39www.exploreHR.orgProblem :• Unprepared participants – Those who haven’t prepared for thepresentation as you requested.Solution :• Be flexible. Take something out of your agenda to allow the grouptime to get up to speed.• Keep in mind your overall objective of the presentations.• Don’t force your agenda; modify it to meet your objective.How to Handle Tough SituationsHow to Handle Tough Situations
40www.exploreHR.orgProblem :• After-lunch nap time – One of the toughest times to keep peopleengaged.Solution :• If you have anything to do with planning the lunch selections, golight – and no heavy desserts.• If you really need to get everyone going again, get out thoseicebreakers.How to Handle Tough SituationsHow to Handle Tough Situations
41www.exploreHR.orgProblem :• Non-stop talker – A participant who carries on conversationsduring the presentation.Solution :• Take a few moments to share what you talked about. This usuallymakes the talker feel more involved and want to stay engaged andparticipate with you instead of others.How to Handle Tough SituationsHow to Handle Tough Situations
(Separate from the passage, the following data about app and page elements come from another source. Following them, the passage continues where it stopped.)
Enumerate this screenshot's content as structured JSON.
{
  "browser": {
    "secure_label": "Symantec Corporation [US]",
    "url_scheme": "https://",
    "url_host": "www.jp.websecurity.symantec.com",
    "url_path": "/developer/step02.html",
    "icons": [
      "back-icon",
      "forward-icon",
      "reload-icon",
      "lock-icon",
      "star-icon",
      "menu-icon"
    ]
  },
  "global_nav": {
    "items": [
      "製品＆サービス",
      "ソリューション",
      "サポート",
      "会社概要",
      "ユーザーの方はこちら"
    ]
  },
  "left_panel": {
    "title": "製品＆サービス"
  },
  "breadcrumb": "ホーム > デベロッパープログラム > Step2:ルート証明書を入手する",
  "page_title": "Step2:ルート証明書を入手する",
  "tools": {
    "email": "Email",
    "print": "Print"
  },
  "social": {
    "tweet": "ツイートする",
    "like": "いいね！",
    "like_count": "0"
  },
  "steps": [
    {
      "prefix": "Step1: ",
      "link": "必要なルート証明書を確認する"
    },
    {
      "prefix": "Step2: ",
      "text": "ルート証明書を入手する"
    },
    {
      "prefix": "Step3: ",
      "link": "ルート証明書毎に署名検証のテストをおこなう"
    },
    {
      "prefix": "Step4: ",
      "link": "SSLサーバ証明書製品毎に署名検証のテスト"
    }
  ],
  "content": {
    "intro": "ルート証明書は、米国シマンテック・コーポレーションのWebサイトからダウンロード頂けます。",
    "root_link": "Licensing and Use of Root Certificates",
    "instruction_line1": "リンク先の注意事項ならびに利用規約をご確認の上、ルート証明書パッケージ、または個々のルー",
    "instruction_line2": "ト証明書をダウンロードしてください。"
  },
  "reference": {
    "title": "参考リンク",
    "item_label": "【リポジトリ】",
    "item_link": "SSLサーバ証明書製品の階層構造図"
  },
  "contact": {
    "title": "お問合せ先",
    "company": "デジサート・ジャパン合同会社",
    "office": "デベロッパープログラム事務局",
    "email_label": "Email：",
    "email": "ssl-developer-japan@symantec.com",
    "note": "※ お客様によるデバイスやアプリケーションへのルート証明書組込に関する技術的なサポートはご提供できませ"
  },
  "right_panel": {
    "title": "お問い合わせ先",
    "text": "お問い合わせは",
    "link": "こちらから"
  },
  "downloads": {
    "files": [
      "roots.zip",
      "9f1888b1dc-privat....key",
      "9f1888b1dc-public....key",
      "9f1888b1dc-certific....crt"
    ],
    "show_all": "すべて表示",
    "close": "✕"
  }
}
42www.exploreHR.orgPlanning for the QuestionsPlanning for the Questions• Anticipate the questions that might come up• Listen carefully to the questioner• Repeat or rephrase the question• Answer clearly and concisely• Go to the next question
43www.exploreHR.orgDealing with DisastersDealing with Disasters• You find out that the time allotted has been reduced.You find out that the time allotted has been reduced. At thevery worse, you can make your points, support the with theessentials, ask and answer the most likely questions on your list.• The slide equipment failsThe slide equipment fails. You know then saying, “The showmust go on”. Apologize to the audience and then add somethinglike “Now return with me to a distant past, before Powerpoint,when all we had for presentations was our notes and perhaps ablackboard or flipcharts.” Then, make the most of your primitivetools.
44www.exploreHR.orgDealing with DisastersDealing with Disasters• You tell a joke that falls flat.You tell a joke that falls flat. Ouch! Just shrug your shouldersand apologize: “I am sorry. I got that joke at a Henry Youngmanclearance sale.” (You can choose your own comedian).• You get nervous and flustered and lose track of where youYou get nervous and flustered and lose track of where youareare. Figure out where you are from your slides and notes. If youcan’t, just be honest : “My brain has derailed. Who can back meup so I can the on the track again?”
45www.exploreHR.orgRecommended Further Readings:1. Jennifer Rotondo and Mike Rotondo, Presentation Skills for Managers,McGraw Hill2. David A. Whetten and Kim S. Cameron, Developing Management Skills,Harpers Collins Publisher.
46www.exploreHR.orgEnd of MaterialEnd of Material